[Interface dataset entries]
━━━━

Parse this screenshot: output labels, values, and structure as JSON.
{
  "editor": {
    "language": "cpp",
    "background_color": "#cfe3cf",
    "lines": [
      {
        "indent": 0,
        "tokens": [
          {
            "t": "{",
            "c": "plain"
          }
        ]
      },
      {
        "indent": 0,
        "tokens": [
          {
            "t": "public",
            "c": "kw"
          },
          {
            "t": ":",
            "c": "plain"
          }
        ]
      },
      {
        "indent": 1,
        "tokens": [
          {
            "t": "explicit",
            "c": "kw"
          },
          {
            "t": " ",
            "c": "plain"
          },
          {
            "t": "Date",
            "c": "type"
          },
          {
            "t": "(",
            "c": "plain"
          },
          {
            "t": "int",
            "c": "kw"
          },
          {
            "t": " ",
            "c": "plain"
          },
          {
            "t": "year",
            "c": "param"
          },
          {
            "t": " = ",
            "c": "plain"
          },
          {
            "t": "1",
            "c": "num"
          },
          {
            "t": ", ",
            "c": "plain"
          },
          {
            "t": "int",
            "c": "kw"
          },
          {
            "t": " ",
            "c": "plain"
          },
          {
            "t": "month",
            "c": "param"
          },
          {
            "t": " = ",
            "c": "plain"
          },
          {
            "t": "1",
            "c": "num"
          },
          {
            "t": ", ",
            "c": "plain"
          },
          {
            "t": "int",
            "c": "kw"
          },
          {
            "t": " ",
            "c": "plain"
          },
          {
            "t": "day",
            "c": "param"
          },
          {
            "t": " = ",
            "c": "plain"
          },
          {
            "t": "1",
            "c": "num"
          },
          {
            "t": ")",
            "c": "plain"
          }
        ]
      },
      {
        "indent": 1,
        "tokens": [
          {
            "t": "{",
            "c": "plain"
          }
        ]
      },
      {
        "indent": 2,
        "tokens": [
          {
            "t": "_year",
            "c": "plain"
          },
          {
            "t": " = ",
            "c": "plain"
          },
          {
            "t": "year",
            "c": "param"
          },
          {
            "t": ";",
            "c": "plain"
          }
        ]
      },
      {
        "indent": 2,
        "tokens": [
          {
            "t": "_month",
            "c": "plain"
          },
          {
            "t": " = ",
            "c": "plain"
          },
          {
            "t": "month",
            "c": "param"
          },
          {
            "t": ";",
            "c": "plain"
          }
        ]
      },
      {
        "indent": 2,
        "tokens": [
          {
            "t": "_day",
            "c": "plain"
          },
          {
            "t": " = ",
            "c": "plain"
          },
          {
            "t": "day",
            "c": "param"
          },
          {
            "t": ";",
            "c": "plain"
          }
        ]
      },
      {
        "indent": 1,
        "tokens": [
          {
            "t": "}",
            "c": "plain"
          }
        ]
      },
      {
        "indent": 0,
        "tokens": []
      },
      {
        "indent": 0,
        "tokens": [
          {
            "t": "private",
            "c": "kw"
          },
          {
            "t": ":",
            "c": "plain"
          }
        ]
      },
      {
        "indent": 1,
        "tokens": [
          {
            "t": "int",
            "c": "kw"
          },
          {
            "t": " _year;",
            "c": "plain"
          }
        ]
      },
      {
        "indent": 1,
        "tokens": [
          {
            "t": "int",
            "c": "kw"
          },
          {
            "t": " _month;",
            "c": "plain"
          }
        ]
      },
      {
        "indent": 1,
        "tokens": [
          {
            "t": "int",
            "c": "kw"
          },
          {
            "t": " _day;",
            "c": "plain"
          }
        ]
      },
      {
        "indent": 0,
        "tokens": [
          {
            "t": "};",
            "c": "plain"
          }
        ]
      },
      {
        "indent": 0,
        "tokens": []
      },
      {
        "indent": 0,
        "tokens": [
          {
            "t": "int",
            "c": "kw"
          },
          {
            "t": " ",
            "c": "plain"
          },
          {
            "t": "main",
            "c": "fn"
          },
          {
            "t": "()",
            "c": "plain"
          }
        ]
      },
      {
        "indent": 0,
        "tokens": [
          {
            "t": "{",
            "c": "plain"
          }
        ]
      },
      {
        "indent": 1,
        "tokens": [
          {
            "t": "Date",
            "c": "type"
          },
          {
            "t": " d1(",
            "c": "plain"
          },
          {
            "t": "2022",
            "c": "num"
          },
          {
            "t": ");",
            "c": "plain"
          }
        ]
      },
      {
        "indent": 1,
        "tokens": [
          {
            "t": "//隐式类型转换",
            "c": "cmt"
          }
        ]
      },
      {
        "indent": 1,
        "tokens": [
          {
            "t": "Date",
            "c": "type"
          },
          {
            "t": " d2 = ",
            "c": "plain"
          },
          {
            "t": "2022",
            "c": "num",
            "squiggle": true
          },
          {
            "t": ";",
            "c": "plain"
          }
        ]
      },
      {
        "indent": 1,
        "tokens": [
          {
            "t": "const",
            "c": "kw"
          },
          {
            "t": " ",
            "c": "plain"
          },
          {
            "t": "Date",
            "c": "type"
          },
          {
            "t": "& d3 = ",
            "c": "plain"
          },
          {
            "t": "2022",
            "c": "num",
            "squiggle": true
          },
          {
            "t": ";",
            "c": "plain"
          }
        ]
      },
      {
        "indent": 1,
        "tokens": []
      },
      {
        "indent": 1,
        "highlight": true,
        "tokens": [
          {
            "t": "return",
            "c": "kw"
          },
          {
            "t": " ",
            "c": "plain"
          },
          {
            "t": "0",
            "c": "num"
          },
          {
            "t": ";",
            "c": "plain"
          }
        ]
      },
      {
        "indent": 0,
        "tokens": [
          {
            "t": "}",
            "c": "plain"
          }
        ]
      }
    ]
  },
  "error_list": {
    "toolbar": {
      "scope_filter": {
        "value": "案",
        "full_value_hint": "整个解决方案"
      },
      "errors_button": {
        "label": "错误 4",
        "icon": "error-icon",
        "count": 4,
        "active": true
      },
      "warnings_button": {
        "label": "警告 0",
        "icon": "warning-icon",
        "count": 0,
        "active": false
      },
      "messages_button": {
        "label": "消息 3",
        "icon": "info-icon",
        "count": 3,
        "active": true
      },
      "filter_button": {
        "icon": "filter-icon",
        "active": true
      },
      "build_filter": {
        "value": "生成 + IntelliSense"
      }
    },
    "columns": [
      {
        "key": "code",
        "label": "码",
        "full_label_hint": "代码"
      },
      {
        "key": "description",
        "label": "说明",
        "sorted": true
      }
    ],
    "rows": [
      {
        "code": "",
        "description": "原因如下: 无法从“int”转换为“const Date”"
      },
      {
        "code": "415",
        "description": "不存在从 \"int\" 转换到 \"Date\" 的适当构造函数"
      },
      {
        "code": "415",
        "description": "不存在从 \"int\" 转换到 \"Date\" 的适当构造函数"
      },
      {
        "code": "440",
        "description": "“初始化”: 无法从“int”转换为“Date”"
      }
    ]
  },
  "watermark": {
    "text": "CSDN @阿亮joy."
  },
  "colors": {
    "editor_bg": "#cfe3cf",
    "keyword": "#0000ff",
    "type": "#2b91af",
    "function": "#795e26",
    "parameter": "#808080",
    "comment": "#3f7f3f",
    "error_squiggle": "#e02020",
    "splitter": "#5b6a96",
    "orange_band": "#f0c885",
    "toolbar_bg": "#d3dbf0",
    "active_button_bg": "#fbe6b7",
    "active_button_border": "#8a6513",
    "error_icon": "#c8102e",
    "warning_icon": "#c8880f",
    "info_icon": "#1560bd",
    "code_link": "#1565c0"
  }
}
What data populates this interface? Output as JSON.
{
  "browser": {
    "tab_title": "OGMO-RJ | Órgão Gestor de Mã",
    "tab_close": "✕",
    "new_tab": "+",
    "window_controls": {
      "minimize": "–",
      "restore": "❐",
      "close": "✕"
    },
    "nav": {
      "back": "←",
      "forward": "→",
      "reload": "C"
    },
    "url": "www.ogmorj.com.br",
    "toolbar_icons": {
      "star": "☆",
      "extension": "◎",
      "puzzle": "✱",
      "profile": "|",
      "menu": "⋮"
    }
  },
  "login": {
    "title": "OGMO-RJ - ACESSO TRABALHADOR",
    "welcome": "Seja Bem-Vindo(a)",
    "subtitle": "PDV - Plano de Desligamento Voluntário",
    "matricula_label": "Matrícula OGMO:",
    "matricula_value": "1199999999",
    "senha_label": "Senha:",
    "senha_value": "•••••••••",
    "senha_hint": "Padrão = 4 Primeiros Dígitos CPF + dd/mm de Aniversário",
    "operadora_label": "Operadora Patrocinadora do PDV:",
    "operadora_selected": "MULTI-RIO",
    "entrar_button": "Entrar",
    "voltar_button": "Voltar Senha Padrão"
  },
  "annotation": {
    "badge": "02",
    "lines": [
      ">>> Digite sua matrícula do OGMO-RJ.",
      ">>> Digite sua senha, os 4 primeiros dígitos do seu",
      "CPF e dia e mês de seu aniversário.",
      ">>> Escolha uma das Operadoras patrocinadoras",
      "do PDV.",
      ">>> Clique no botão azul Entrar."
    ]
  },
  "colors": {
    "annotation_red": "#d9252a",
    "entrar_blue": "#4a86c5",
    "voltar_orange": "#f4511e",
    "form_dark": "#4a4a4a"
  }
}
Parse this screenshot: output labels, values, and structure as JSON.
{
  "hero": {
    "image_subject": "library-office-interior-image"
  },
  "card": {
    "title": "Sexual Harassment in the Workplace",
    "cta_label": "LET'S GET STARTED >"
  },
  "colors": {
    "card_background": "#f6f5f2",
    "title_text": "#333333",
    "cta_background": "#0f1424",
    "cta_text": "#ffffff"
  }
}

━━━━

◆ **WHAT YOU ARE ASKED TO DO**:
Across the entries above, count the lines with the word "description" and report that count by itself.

◆ **RESULT OF THIS EXERCISE**:
5